Additionally, exchanging of knowledge between Sylvan Heights and communities and wildlife practitioners has been essential in locating new habitats, transition efforts for the birds and the people living in these spaces, and fosters new initiatives to restore previous environments. While the park concentrates on a small number of species due to the staff size and budgetary constraints, working with other countries such as Brazil, Venezuela, and Cambodia allows for Sylvan Heights to broaden their scope and “engage in joint ventures with other like-minded organizations to further collective knowledge.”
Exchanging knowledge between others has proven to be helpful in protecting wetlands and saving birds across the globe. The survival breeding program has worked with the State of Hawaii and their efforts to save Hawaiian Ducks. While the total number of Hawaiian Ducks has increased from 300 in 1951 to 2,500 birds presently due to the World Wildlife Fund and State of Hawaii’s captive propagation and release program, these birds are still vulnerable according to Sylvan Heights. Other programs involving saving and protecting the Madagascar Teal, White-winged Wood Duck, and the Pink-eared Duck, address natural disasters and human activity as two major contributors in animal extinction.
While much of Sylvan’s programming focuses on conservation, MikeLubbuck points to preventative measures as well. Research and educational programming help push this effort. Sylvan Heights Avian Husbandry Program works with wildlife professionals in an advisor and advisee relationship to increase their knowledge of aviculture. The one to two week program works with individuals all over the globe wanting to better serve avian species in the area of breeding and care. Students of the husbandry program are encouraged to introduce Sylvan to other endangered or potentially endangered avian species as well as conduct research. A student who had interned with the program conducted a study on the population size of the White-winged Wood Duck in Indonesia.
This study has been helpful in locating this largely overlooked breed. Educating practitioners on environmental concerns and avian diversity has enabled students of the program to leave with a better understanding of waterfowl breeding, bird identification, and handling.

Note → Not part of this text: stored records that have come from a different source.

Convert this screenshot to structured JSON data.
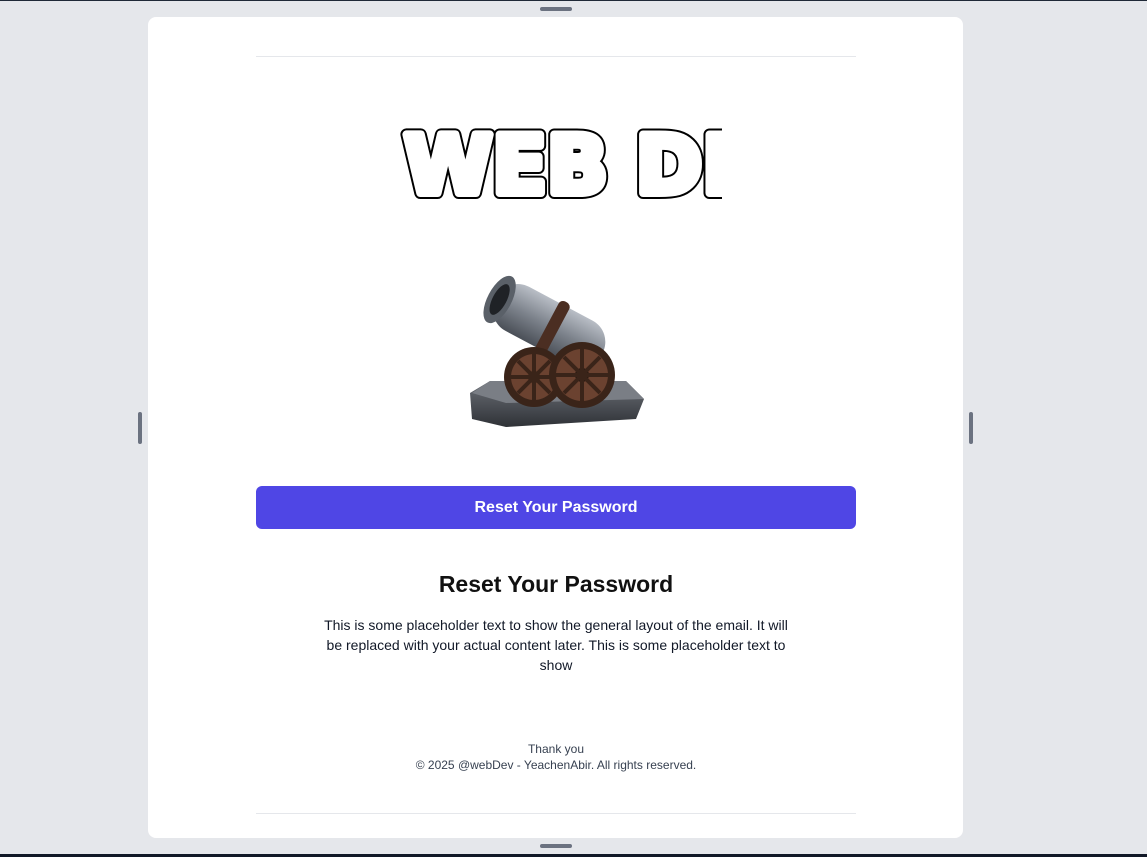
{
  "logo": {
    "text": "WEB DEV"
  },
  "cta": {
    "label": "Reset Your Password",
    "color": "#4f46e5"
  },
  "content": {
    "heading": "Reset Your Password",
    "body": "This is some placeholder text to show the general layout of the email. It will be replaced with your actual content later. This is some placeholder text to show"
  },
  "footer": {
    "thanks": "Thank you",
    "copyright": "© 2025 @webDev - YeachenAbir. All rights reserved."
  },
  "icons": {
    "hero": "cannon-icon"
  }
}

Sylvan Heights recognizes the interconnectedness of nature and humanity as the bigger picture of waterfowl conservation and avian protection. Education, engagement, and research drive the mission of Sylvan Heights Bird Park. Working with international communities offers a space of creativity and learning for this nonprofit. Working together is most important for the success of Sylvan says Brent. Because Sylvan recognizes the strengths of community, they have made strong connections locally and globally. The knowledge communities hold is critical to wildlife protection.

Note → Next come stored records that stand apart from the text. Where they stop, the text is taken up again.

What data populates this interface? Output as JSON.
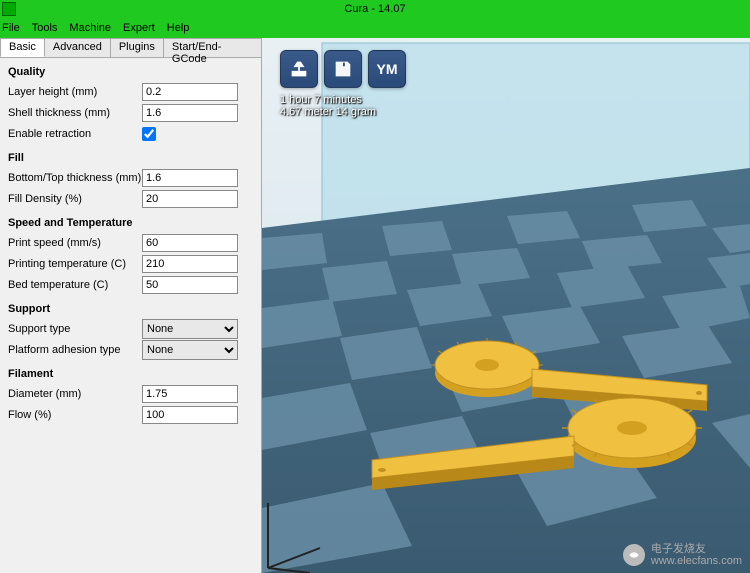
{
  "title": "Cura - 14.07",
  "menus": [
    "File",
    "Tools",
    "Machine",
    "Expert",
    "Help"
  ],
  "tabs": [
    "Basic",
    "Advanced",
    "Plugins",
    "Start/End-GCode"
  ],
  "active_tab": 0,
  "sections": {
    "quality": {
      "title": "Quality",
      "layer_height": {
        "label": "Layer height (mm)",
        "value": "0.2"
      },
      "shell_thickness": {
        "label": "Shell thickness (mm)",
        "value": "1.6"
      },
      "enable_retraction": {
        "label": "Enable retraction",
        "checked": true
      }
    },
    "fill": {
      "title": "Fill",
      "bottom_top": {
        "label": "Bottom/Top thickness (mm)",
        "value": "1.6"
      },
      "density": {
        "label": "Fill Density (%)",
        "value": "20"
      }
    },
    "speed_temp": {
      "title": "Speed and Temperature",
      "print_speed": {
        "label": "Print speed (mm/s)",
        "value": "60"
      },
      "print_temp": {
        "label": "Printing temperature (C)",
        "value": "210"
      },
      "bed_temp": {
        "label": "Bed temperature (C)",
        "value": "50"
      }
    },
    "support": {
      "title": "Support",
      "type": {
        "label": "Support type",
        "value": "None"
      },
      "adhesion": {
        "label": "Platform adhesion type",
        "value": "None"
      }
    },
    "filament": {
      "title": "Filament",
      "diameter": {
        "label": "Diameter (mm)",
        "value": "1.75"
      },
      "flow": {
        "label": "Flow (%)",
        "value": "100"
      }
    }
  },
  "toolbar_icons": {
    "load": "load-model-icon",
    "save": "save-icon",
    "ym": "YM"
  },
  "status": {
    "time": "1 hour 7 minutes",
    "material": "4.67 meter 14 gram"
  },
  "watermark": {
    "brand": "电子发烧友",
    "url": "www.elecfans.com"
  }
}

Sylvan Heights Bird Park is dedicated to educating people about the importance of conservation and research, focusing on waterfowl and wetland habitats. The 18-acre facility, featuring large walk- through aviaries, gives visitors an unforgettable up-close experience with over 2,000 ducks, geese, swans, and other exotic birds from around the world. Charlena Wynn is currently pursuing her Master’s of Arts in Liberal Studies at NC State University with a concentration in examining the construction of Blackness in contemporary United States museums.